Tigger & Gypsy
As sad as this day is, I can't say it was a surprise. Tigger was seriously overweight. I knew he was a ticking time bomb, but with two other cats to feed, I didn't know how to manage the problem. They say indoor cats live longer. In my case, that theory is totally wrong. Both Mango and Gypsy get outside to run at least twice a day. Mango is 12 years old and the vet tells me he's in great shape. Gypsy is about 7 years old and has energy to spare, still playing like a kitten.

While those two cats went out to burn calories off, Tigger just sat and waited. He was a couch potato his entire life. Perhaps I would have tested the waters and let him outside, but he was scared to go out. Besides, the woman that gave me Tigger as a kitten made me sign a contract promising that  I would never let him outdoors. I kept my promise.
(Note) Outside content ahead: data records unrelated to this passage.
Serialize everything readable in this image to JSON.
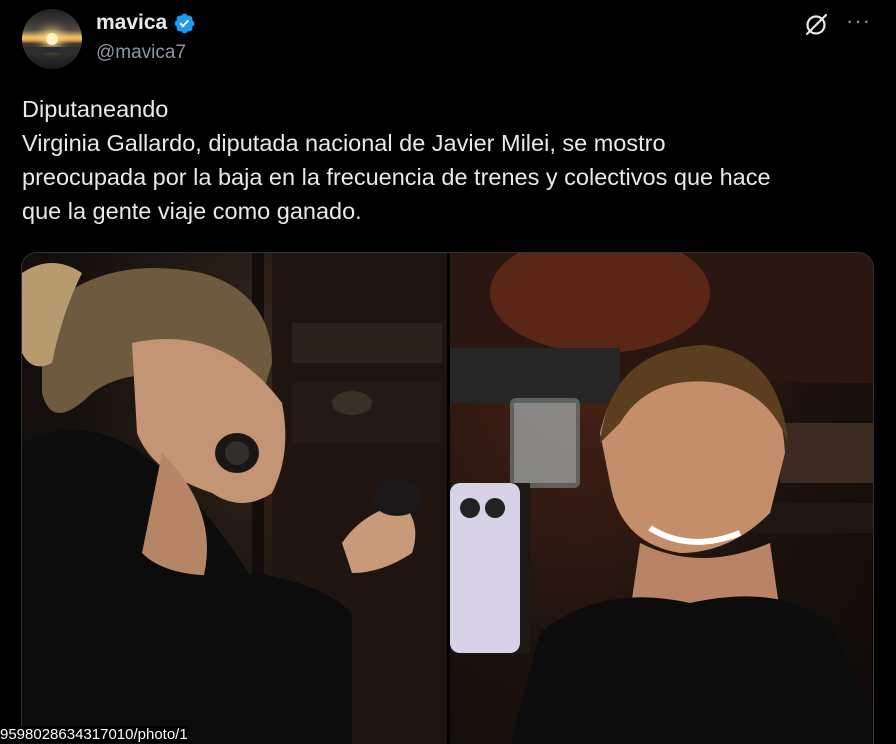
{
  "author": {
    "display_name": "mavica",
    "handle": "@mavica7",
    "verified": true,
    "avatar_icon": "sunset-avatar"
  },
  "header_icons": [
    "grok-icon",
    "more-options-icon"
  ],
  "tweet": {
    "lines": [
      "Diputaneando",
      "Virginia Gallardo, diputada nacional de Javier Milei, se mostro",
      "preocupada por la baja en la frecuencia de trenes y colectivos que hace",
      "que la gente viaje como ganado."
    ]
  },
  "media": {
    "count": 2
  },
  "status_url": "9598028634317010/photo/1",
  "colors": {
    "background": "#000000",
    "text": "#e7e9ea",
    "secondary": "#8b98a5",
    "verified_badge": "#1d9bf0"
  }
}
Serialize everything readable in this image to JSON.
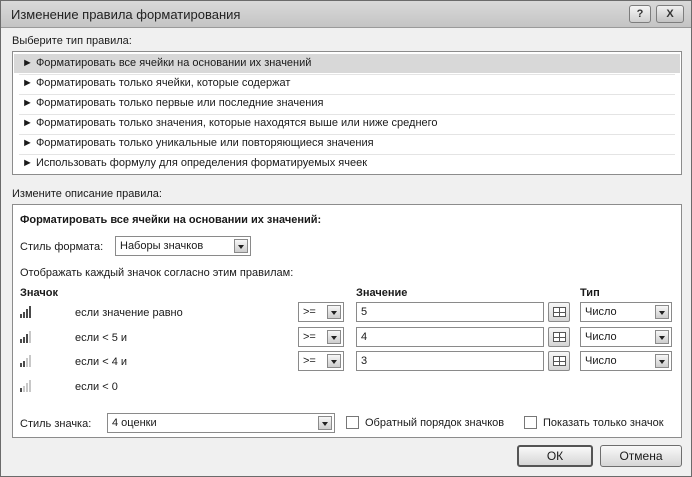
{
  "window": {
    "title": "Изменение правила форматирования",
    "help_label": "?",
    "close_label": "X"
  },
  "rule_type": {
    "heading": "Выберите тип правила:",
    "items": [
      {
        "label": "► Форматировать все ячейки на основании их значений",
        "selected": true
      },
      {
        "label": "► Форматировать только ячейки, которые содержат",
        "selected": false
      },
      {
        "label": "► Форматировать только первые или последние значения",
        "selected": false
      },
      {
        "label": "► Форматировать только значения, которые находятся выше или ниже среднего",
        "selected": false
      },
      {
        "label": "► Форматировать только уникальные или повторяющиеся значения",
        "selected": false
      },
      {
        "label": "► Использовать формулу для определения форматируемых ячеек",
        "selected": false
      }
    ]
  },
  "description": {
    "heading": "Измените описание правила:",
    "section_title": "Форматировать все ячейки на основании их значений:",
    "format_style_label": "Стиль формата:",
    "format_style_value": "Наборы значков",
    "display_hint": "Отображать каждый значок согласно этим правилам:",
    "columns": {
      "icon": "Значок",
      "value": "Значение",
      "type": "Тип"
    },
    "rows": [
      {
        "condition": "если значение равно",
        "operator": ">=",
        "value": "5",
        "type": "Число",
        "level": 1.0
      },
      {
        "condition": "если < 5 и",
        "operator": ">=",
        "value": "4",
        "type": "Число",
        "level": 0.75
      },
      {
        "condition": "если < 4 и",
        "operator": ">=",
        "value": "3",
        "type": "Число",
        "level": 0.5
      },
      {
        "condition": "если < 0",
        "level": 0.25
      }
    ],
    "icon_style_label": "Стиль значка:",
    "icon_style_value": "4 оценки",
    "reverse_order_label": "Обратный порядок значков",
    "reverse_order_checked": false,
    "show_icon_only_label": "Показать только значок",
    "show_icon_only_checked": false
  },
  "buttons": {
    "ok": "ОК",
    "cancel": "Отмена"
  },
  "colors": {
    "selected_row": "#d8d8d8",
    "bar_active": "#4a4a4a",
    "bar_inactive": "#c8c8c8"
  }
}
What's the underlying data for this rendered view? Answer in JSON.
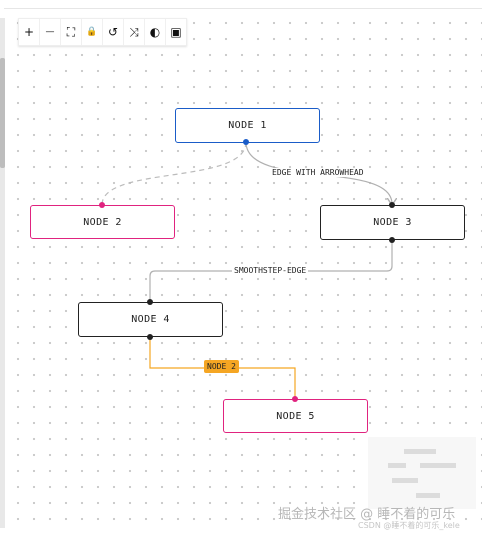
{
  "toolbar": {
    "zoom_in": "+",
    "zoom_out": "—",
    "fit_view": "⛶",
    "lock": "🔒",
    "undo": "↺",
    "shuffle": "⤨",
    "theme": "◐",
    "minimap": "▣"
  },
  "nodes": {
    "n1": "NODE 1",
    "n2": "NODE 2",
    "n3": "NODE 3",
    "n4": "NODE 4",
    "n5": "NODE 5"
  },
  "edges": {
    "e13": "EDGE WITH ARROWHEAD",
    "e34": "SMOOTHSTEP-EDGE",
    "e45": "NODE 2"
  },
  "colors": {
    "node1_border": "#1a5cc8",
    "pink": "#e0237f",
    "orange": "#f5a623",
    "dashed_edge": "#bbbbbb"
  },
  "watermark": {
    "main": "掘金技术社区 @ 睡不着的可乐",
    "sub": "CSDN @睡不着的可乐_kele"
  }
}
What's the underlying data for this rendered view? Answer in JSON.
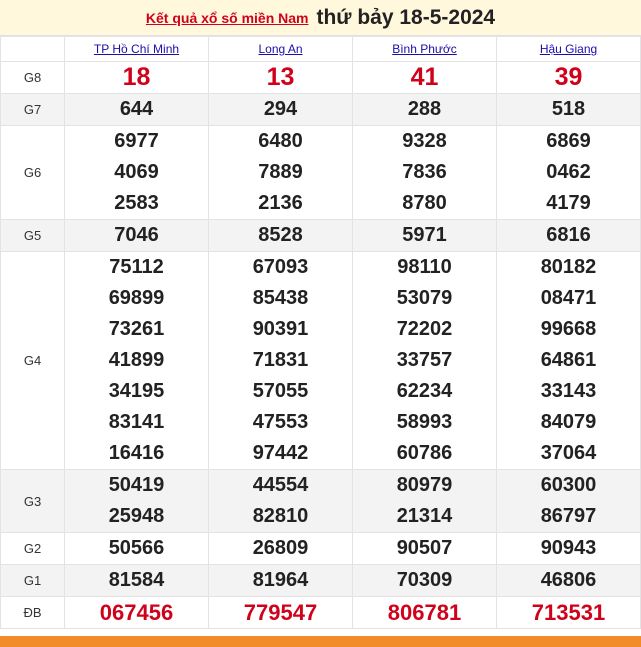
{
  "header": {
    "link_text": "Kết quả xổ số miền Nam",
    "date_text": "thứ bảy 18-5-2024"
  },
  "provinces": [
    "TP Hồ Chí Minh",
    "Long An",
    "Bình Phước",
    "Hậu Giang"
  ],
  "prizes": [
    {
      "label": "G8",
      "style": "red",
      "alt": false,
      "cols": [
        [
          "18"
        ],
        [
          "13"
        ],
        [
          "41"
        ],
        [
          "39"
        ]
      ]
    },
    {
      "label": "G7",
      "style": "normal",
      "alt": true,
      "cols": [
        [
          "644"
        ],
        [
          "294"
        ],
        [
          "288"
        ],
        [
          "518"
        ]
      ]
    },
    {
      "label": "G6",
      "style": "normal",
      "alt": false,
      "cols": [
        [
          "6977",
          "4069",
          "2583"
        ],
        [
          "6480",
          "7889",
          "2136"
        ],
        [
          "9328",
          "7836",
          "8780"
        ],
        [
          "6869",
          "0462",
          "4179"
        ]
      ]
    },
    {
      "label": "G5",
      "style": "normal",
      "alt": true,
      "cols": [
        [
          "7046"
        ],
        [
          "8528"
        ],
        [
          "5971"
        ],
        [
          "6816"
        ]
      ]
    },
    {
      "label": "G4",
      "style": "normal",
      "alt": false,
      "cols": [
        [
          "75112",
          "69899",
          "73261",
          "41899",
          "34195",
          "83141",
          "16416"
        ],
        [
          "67093",
          "85438",
          "90391",
          "71831",
          "57055",
          "47553",
          "97442"
        ],
        [
          "98110",
          "53079",
          "72202",
          "33757",
          "62234",
          "58993",
          "60786"
        ],
        [
          "80182",
          "08471",
          "99668",
          "64861",
          "33143",
          "84079",
          "37064"
        ]
      ]
    },
    {
      "label": "G3",
      "style": "normal",
      "alt": true,
      "cols": [
        [
          "50419",
          "25948"
        ],
        [
          "44554",
          "82810"
        ],
        [
          "80979",
          "21314"
        ],
        [
          "60300",
          "86797"
        ]
      ]
    },
    {
      "label": "G2",
      "style": "normal",
      "alt": false,
      "cols": [
        [
          "50566"
        ],
        [
          "26809"
        ],
        [
          "90507"
        ],
        [
          "90943"
        ]
      ]
    },
    {
      "label": "G1",
      "style": "normal",
      "alt": true,
      "cols": [
        [
          "81584"
        ],
        [
          "81964"
        ],
        [
          "70309"
        ],
        [
          "46806"
        ]
      ]
    },
    {
      "label": "ĐB",
      "style": "red-db",
      "alt": false,
      "cols": [
        [
          "067456"
        ],
        [
          "779547"
        ],
        [
          "806781"
        ],
        [
          "713531"
        ]
      ]
    }
  ],
  "colors": {
    "accent_red": "#d0021b",
    "link_blue": "#1a0dab",
    "footer_orange": "#f28c28",
    "header_bg": "#fff8dc"
  }
}
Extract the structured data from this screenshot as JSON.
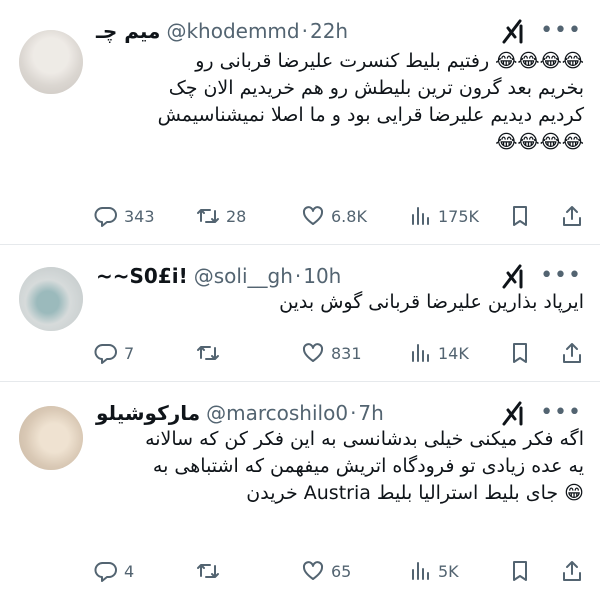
{
  "tweets": [
    {
      "display_name": "میم چـ",
      "handle": "@khodemmd",
      "time": "22h",
      "lines": [
        "😂😂😂😂 رفتیم بلیط کنسرت علیرضا قربانی رو",
        "بخریم  بعد گرون ترین بلیطش رو هم خریدیم الان چک",
        "کردیم دیدیم علیرضا قرایی بود و ما اصلا نمیشناسیمش",
        "😂😂😂😂"
      ],
      "replies": "343",
      "retweets": "28",
      "likes": "6.8K",
      "views": "175K"
    },
    {
      "display_name": "~~S0£i!",
      "handle": "@soli__gh",
      "time": "10h",
      "lines": [
        "ایرپاد بذارین علیرضا قربانی گوش بدین"
      ],
      "replies": "7",
      "retweets": "",
      "likes": "831",
      "views": "14K"
    },
    {
      "display_name": "مارکوشیلو",
      "handle": "@marcoshilo0",
      "time": "7h",
      "lines": [
        "اگه فکر میکنی خیلی بدشانسی به این فکر کن که سالانه",
        "یه عده زیادی تو فرودگاه اتریش میفهمن که اشتباهی به",
        "😁 جای بلیط استرالیا بلیط Austria خریدن"
      ],
      "replies": "4",
      "retweets": "",
      "likes": "65",
      "views": "5K"
    }
  ],
  "separator": "·",
  "icons": {
    "logo": "grok-logo-icon",
    "more": "more-dots-icon",
    "reply": "reply-icon",
    "retweet": "retweet-icon",
    "like": "heart-icon",
    "views": "views-icon",
    "bookmark": "bookmark-icon",
    "share": "share-icon"
  },
  "colors": {
    "text": "#0f1419",
    "muted": "#536471",
    "divider": "#e6e9ec"
  }
}
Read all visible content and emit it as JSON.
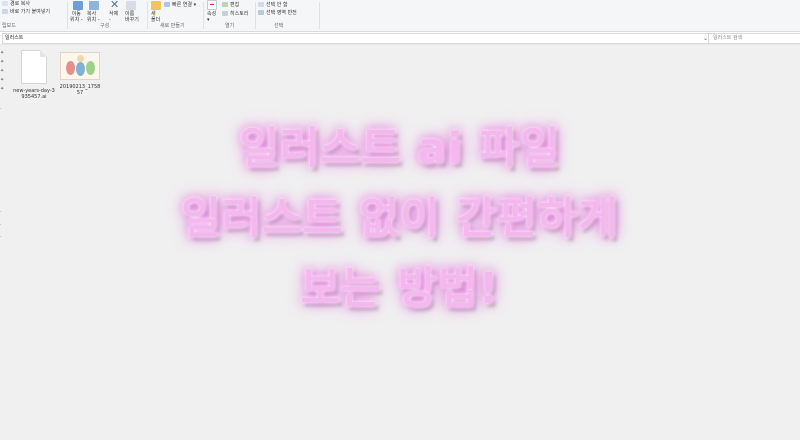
{
  "ribbon": {
    "clipboard": {
      "copy_path": "경로 복사",
      "paste_shortcut": "바로 가기 붙여넣기",
      "label": "립보드"
    },
    "organize": {
      "move_to": "이동",
      "move_to2": "위치 -",
      "copy_to": "복사",
      "copy_to2": "위치 -",
      "delete": "삭제",
      "delete2": "-",
      "rename": "이름",
      "rename2": "바꾸기",
      "label": "구성"
    },
    "new": {
      "new_folder": "새",
      "new_folder2": "폴더",
      "easy_access": "빠른 연결",
      "label": "새로 만들기"
    },
    "open": {
      "properties": "속성",
      "edit": "편집",
      "history": "히스토리",
      "label": "열기"
    },
    "select": {
      "select_all": "선택 안 함",
      "invert": "선택 영역 반전",
      "label": "선택"
    }
  },
  "address": {
    "path": "일러스트",
    "search_placeholder": "일러스트 검색",
    "refresh": "↻",
    "chevron": "⌄"
  },
  "files": [
    {
      "name_line1": "new-years-day-3",
      "name_line2": "935457.ai"
    },
    {
      "name_line1": "20190213_1758",
      "name_line2": "57"
    }
  ],
  "overlay": {
    "line1": "일러스트 ai 파일",
    "line2": "일러스트 없이 간편하게",
    "line3": "보는 방법!"
  },
  "colors": {
    "overlay_text": "#f4b8ef",
    "glow": "#e070d8",
    "background": "#f0f0f0"
  }
}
I have done my best to take good care of all my cats. I know there are people out there who view me as this crazy cat lady who doesn't have just one, or two, but THREE freakin' cats! To them I say: I don't care what you think. You have no idea. Each one of my cats has offered me their unique brand of  unconditional love. 

With Tigger, it was in the early morning right after his two brothers--Mango and Gypsy--leaped out of the front door. There would be a moment when he would let out a slight whimper because he felt left behind. But he quickly realized he had me all to myself. As soon as I sat on the couch for my first sip of coffee, he jumped on to my lap, sprawled out and purred with gusto. That was our ritual, our daily special moment. None of my other cats did that. It was a Tigger thing.

He was big and fat and snuggly just like a teddy bear, which is why I nicknamed him Chubby Cubby. Now there is this gaping hole in my heart. It is a feeling that I am familiar with. I lost two cats back in 2000 within two months of each other. Despite this pain, I accept it as the price for loving animals.  I said it back in 2000, and I will say it again: I wouldn't have traded my 10 years of joy with Tigger in order to avoid this sad day for anything.

Tigger was the only cat that didn't show up at my doorstep--sucker that I am for strays. I searched for him. I decided I wanted an orange tabby kitten in 2003 and trolled the internet for days. Finally there he was- pictured online huddled in a cage among other kittens. All of them looked scared and a little sad. His feral mother had given birth to a litter in a garage during a rainy spring and then died. He was sequestered in a woman's basement  among countless other cats.  Tigger's rescuer, Jodi Todd, founded Castaway Cats Inc. and she lived just three miles away from me. I will never forget picking him out of that cage as a frightened baby and falling instantly in love.

I had found the orange tabby cat that I had always wanted.  But owning him wasn't instantaneous. First, Jodi took him on a field trip to my house to inspect everything and see how my other rescue cat responded to him. I passed the test.  A week later she brought Tigger (who she named Skipper) over. I gave her an $80 contribution for neutering him and giving him all his shots. Then, she made me sign a contract stating that if for any reason I  chose not to keep my little orange ball of fur, I was to return him immediately to her. Furthermore, I had to  promise that I would not declaw Tigger or let him outdoors.  I signed the contract no questions asked, and Tigger was finally mine.

I kept my three-month old kitten in my master bathroom room for a couple days until he willingly ventured out to explore. Within a week, he marched around with his striped tail upright like he owned the joint. Although he got along with my other cat well enough, it wasn't until five years later--in 2008--that Tigger found a Best Bud. I brought a stray cat inside after my condo association was trying to catch him and take him away. He would surely be euthanized. For months, Tigger pressed his nose and paw to the window whenever he caught Gypsy's eye outside.

When he finally got to unite with this scrappy alley cat, they became inseparable. For the last five years of Tigger's life, he luxuriated in Gypsy's companionship and love.  Now that he's gone, it breaks my heart to see Gypsy sitting on the living room ottoman alone.

Thank you Jodi Todd for giving me such a precious gift that I have enjoyed for more than 10 years.

Goodbye Chubby Cubby. You were truly loved.